* [TASK]:
Every line in the records below that holds the word "Manager" is to be copied.

(Excerpts from an interface dataset)
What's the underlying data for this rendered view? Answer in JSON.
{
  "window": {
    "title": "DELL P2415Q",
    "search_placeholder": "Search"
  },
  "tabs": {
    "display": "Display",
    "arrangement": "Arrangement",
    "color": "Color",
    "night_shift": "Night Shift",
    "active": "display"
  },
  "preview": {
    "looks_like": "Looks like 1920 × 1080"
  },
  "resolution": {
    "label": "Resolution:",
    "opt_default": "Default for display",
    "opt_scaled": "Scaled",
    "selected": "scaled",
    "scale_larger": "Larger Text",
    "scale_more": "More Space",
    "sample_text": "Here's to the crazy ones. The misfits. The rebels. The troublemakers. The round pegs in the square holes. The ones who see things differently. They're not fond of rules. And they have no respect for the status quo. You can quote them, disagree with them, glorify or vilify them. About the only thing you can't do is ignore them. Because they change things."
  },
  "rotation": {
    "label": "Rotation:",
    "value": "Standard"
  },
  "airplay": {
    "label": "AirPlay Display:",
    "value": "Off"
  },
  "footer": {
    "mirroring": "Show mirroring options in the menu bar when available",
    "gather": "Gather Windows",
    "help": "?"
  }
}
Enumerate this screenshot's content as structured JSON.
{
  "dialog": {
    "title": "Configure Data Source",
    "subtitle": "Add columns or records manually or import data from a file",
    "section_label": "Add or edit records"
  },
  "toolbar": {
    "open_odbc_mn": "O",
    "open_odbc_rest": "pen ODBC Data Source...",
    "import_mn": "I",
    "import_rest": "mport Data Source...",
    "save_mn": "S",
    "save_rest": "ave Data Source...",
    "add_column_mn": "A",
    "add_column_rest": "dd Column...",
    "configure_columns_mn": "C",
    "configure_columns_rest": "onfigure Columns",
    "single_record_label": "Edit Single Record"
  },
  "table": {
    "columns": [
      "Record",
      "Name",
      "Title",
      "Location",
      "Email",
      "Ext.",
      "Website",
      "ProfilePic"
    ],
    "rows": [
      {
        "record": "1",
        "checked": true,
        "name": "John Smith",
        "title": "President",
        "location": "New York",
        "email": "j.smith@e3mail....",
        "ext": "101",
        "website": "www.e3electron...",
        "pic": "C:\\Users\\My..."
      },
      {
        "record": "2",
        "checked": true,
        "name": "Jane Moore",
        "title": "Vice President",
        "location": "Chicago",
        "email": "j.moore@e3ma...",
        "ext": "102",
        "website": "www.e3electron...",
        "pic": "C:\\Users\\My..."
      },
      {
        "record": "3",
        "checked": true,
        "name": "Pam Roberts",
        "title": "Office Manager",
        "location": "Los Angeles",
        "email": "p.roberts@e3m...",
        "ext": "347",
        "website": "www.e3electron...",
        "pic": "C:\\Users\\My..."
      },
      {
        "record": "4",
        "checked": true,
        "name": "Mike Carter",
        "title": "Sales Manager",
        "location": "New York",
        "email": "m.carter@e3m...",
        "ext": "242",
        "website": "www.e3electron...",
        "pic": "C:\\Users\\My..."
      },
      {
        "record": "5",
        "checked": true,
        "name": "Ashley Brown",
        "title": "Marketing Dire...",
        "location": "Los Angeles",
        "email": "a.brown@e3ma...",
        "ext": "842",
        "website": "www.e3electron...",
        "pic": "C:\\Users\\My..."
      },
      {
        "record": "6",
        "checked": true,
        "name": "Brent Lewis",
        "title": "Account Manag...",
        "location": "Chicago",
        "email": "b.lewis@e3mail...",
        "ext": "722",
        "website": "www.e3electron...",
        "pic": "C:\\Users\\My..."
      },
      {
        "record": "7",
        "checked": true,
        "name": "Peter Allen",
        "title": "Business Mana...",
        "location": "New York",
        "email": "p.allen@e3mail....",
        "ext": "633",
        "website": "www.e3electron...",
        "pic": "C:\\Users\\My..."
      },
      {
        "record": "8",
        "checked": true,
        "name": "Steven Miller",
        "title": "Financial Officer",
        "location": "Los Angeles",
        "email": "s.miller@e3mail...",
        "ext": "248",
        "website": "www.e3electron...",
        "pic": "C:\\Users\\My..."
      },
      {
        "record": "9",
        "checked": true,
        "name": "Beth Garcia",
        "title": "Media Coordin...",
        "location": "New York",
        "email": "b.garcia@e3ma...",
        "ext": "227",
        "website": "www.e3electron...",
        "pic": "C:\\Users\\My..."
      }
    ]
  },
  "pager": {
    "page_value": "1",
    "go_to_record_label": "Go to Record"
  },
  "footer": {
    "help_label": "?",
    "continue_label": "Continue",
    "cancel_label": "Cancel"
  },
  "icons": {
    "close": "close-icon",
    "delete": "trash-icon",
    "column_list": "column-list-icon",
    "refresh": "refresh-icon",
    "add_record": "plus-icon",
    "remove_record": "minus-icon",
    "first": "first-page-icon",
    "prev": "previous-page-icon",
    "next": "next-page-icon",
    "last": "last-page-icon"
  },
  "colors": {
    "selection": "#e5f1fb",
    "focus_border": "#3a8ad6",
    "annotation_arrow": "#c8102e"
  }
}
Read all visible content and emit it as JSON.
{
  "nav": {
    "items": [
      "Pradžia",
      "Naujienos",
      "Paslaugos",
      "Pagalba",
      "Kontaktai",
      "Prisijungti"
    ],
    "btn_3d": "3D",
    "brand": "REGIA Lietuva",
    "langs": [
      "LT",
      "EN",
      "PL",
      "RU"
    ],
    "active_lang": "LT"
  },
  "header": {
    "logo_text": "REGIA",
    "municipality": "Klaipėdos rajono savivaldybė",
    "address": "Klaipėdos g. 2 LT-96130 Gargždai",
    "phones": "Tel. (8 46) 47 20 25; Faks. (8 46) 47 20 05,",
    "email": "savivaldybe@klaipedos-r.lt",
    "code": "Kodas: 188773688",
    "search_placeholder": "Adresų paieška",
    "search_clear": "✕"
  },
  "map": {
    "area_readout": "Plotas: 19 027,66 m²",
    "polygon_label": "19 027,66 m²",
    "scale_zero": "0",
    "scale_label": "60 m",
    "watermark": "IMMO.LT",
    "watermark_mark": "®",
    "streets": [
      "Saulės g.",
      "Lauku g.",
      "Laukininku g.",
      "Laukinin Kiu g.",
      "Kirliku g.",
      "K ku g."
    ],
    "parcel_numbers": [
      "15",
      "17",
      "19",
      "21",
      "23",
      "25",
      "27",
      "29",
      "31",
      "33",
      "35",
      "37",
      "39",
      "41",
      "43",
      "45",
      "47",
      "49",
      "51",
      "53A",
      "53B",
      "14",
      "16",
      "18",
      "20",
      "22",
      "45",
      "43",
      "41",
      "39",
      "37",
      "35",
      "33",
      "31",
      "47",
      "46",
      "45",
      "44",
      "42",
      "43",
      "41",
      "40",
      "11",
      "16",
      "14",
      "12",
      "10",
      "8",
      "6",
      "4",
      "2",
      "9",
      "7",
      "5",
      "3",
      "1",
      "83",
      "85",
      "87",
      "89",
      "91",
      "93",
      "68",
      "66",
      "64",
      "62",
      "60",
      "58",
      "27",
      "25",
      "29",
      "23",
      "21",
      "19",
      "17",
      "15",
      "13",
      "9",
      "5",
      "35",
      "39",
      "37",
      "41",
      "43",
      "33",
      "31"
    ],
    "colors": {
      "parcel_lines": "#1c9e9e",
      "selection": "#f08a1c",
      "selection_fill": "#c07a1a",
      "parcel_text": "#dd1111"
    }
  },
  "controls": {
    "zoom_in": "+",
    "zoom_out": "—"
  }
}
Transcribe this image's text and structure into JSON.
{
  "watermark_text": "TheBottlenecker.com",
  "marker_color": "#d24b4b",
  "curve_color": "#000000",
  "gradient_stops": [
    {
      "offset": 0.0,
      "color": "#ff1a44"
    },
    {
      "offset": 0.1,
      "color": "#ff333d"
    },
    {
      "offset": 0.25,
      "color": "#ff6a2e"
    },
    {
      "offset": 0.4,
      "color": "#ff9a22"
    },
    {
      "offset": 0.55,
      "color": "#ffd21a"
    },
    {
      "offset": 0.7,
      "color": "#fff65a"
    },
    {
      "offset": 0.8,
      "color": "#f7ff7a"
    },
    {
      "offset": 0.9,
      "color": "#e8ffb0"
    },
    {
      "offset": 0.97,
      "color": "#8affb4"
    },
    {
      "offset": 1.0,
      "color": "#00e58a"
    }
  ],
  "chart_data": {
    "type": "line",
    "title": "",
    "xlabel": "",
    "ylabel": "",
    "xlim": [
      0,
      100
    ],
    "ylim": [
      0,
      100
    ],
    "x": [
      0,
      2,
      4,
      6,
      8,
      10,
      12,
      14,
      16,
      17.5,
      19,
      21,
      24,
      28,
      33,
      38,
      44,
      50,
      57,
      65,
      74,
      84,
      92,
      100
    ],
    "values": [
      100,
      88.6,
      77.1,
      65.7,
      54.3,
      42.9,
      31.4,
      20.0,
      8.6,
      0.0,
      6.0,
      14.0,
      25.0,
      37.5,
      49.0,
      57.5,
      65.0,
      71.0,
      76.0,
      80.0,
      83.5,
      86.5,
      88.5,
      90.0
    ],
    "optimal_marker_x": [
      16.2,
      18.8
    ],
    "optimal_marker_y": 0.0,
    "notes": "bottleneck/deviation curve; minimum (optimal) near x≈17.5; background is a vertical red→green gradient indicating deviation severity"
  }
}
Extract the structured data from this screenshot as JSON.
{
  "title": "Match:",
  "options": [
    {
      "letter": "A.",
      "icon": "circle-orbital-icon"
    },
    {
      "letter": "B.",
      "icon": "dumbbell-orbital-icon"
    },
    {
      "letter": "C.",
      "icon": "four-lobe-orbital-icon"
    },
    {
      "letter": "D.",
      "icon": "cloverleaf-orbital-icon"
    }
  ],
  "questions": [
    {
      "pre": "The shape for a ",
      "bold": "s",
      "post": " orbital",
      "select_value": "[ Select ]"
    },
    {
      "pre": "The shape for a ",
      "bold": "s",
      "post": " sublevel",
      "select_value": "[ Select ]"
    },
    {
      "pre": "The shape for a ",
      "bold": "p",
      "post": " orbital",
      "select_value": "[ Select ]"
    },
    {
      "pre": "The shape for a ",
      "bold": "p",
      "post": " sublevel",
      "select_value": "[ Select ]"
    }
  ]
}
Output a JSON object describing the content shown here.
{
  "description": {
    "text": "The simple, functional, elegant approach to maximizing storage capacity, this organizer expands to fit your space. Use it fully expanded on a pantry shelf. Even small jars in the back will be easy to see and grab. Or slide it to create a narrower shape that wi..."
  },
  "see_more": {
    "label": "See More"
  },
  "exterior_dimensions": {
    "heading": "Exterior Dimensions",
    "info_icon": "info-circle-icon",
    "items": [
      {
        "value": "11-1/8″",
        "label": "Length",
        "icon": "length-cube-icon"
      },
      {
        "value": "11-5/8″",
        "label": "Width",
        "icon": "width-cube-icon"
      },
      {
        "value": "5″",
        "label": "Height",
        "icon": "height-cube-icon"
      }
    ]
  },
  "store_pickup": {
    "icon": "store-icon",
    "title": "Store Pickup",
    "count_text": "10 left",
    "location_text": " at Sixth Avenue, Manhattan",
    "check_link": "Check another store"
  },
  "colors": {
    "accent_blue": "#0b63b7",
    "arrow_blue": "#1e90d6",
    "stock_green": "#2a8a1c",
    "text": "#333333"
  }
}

* [SOLUTION TO THE PROBLEM]:
        "title": "Office Manager",
        "title": "Sales Manager",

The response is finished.